Fast and Easy Ethnic Recipes
Chinese Noodles with Cockles and Pork
For Suzanne Tracht's noodle dish here, we use marinated pork in place of Chinese sausage.
Cambodian Chicken-and-Rice Soup with Shrimp
For this spicy, soothing and restorative chicken-and-rice soup, Ratha Chau prepares his own delectable chicken stock and roasts a chicken, which is then cut into large pieces and added to it. Using prepared stock and preroasted chicken significantly cuts back on prep time.
Curried Vegetable Roti
This multiculti recipe is a cross between doubles (a Trinidadian sandwich of fried bread and curried chickpeas) and a kathi roll (essentially an Indian wrap). Grace Parisi folds Indian roti bread around a filling of zucchini, okra, chickpeas, tomato and spinach in a creamy, tangy, curried yogurt sauce.
Quick Chicken-and-Cheese Tamales
To make his tamales, Guillermo Pernot mashes masa dough and a slow-braised pork filling together in a saucepan instead of assembling the tamales one by one. For the quick take, Grace Parisi mixes store-bought rotisserie chicken and cheddar cheese into a quick dough, then she wraps the tamales in plastic before steaming them.
Irish Brown Bread
Even though this bread is dense, hearty and complex-tasting, it requires no yeast and therefore no rising time. Cathal Armstrong says he likes it best "fresh from the oven and with lots of Kerrygold butter."
Skirt Steak with Moroccan Spice Rub and Yogurt Sauce
F&W's Grace Parisi published 500 recipes in her James Beard award-nominated book Get Saucy. This recipe is one of her speediest ideas for adding quick flavor to grilled meat.
Green Bean-Chile Stir-Fry
According to Sai Viswanath, this classic southern Indian dish—spicy with chile peppers and aromatic with ginger and mustard seeds—is too good to mess with: “I’ve eaten it forever and the flavor memory is so persistent, I just can’t change it.”
Crab and Andouille Jambalaya
To make this jambalaya stand out, use incredible lump crabmeat, great andouille sausage and a good hit of Old Bay seasoning.
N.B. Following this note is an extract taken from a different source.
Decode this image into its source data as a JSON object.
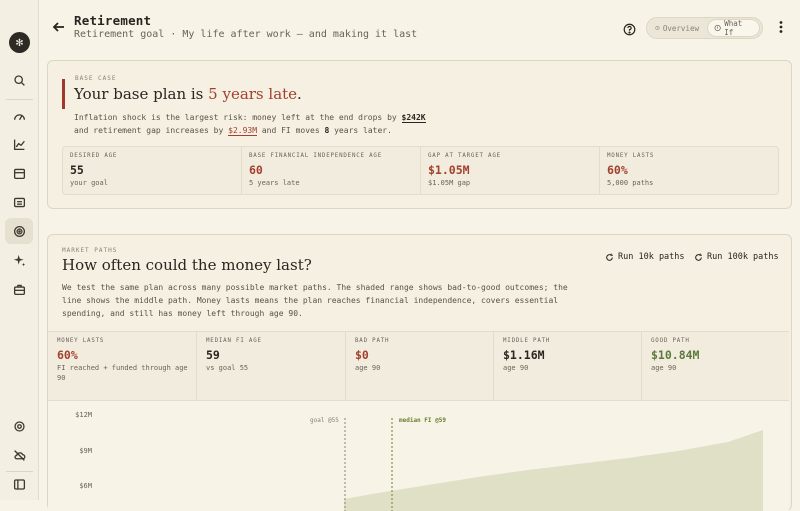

Chopped Greek Salad with Shallot Vinaigrette
For this clever riff on Greek salad, traditional ingredients like feta cheese and black olives get chopped into small pieces, then tossed with a shallot dressing. “None of the strong flavors take over,” says Dave Alhadeff, who often orders the dish. “Because it’s all nicely chopped, you get a hint of feta, a taste of tomatoes. It’s so much more complex than most Greek salads.”
Thai Chicken and Coconut Soup
We've deviated slightly from the classic version of a popular Thai soup by adding rice to make it more substantial. Serve it with lime wedges; a squirt at the table does wonders.
Cataplana Stew with Sausage and Clams
Bucatini with Pancetta, Pecorino and Pepper
“I love knowing that I have leftovers in the refrigerator,” says Shelley Lindgren. She’ll often make pasta during the day—like this rich, pancetta-studded bucatini that’s tossed with plenty of freshly ground black pepper and Pecorino—and then reheat a big bowl of it when she comes home from work late at night.
Moroccan-Spiced Lamb Chops
With ingredients from curry powder to hot paprika, Australian cookbook author Charmaine Solomon creates spicy recipes that have a range of nuanced flavors, like these savory lamb chops.
Chicken and Cabbage Tacos with Cilantro Cream
A quintessential taco recipe, this version capitalizes on simplicity: scallions, fresh lime juice, and cilantro pack a fresh flavor.
Curry Crab Rundown
Rundown is a classic Caribbean recipe that involves cooking foods like crab, mackerel or lobster in coconut milk. (The word rundown refers to the simmering down of the coconut milk.) Bradford Thompson, who loves the whole crab he eats along Jamaica's southern coast, uses chunks of lump crabmeat in this spicy, rich coconut-curry stew.
Brothy and brimming with beets, parsnips, turnip, celery root, and slices of kielbasa, this earthy beet soup gets a finishing touch of sour cream and fresh dill. Serve it in big bowls with plenty of crusty bread for an appetizing cold-weather dinner.
Ham, Leek and Gouda Soufflés
Soufflés are quite simple, says F&W’s Grace Parisi: The base can be refrigerated overnight and the cooked soufflés reheated in the oven.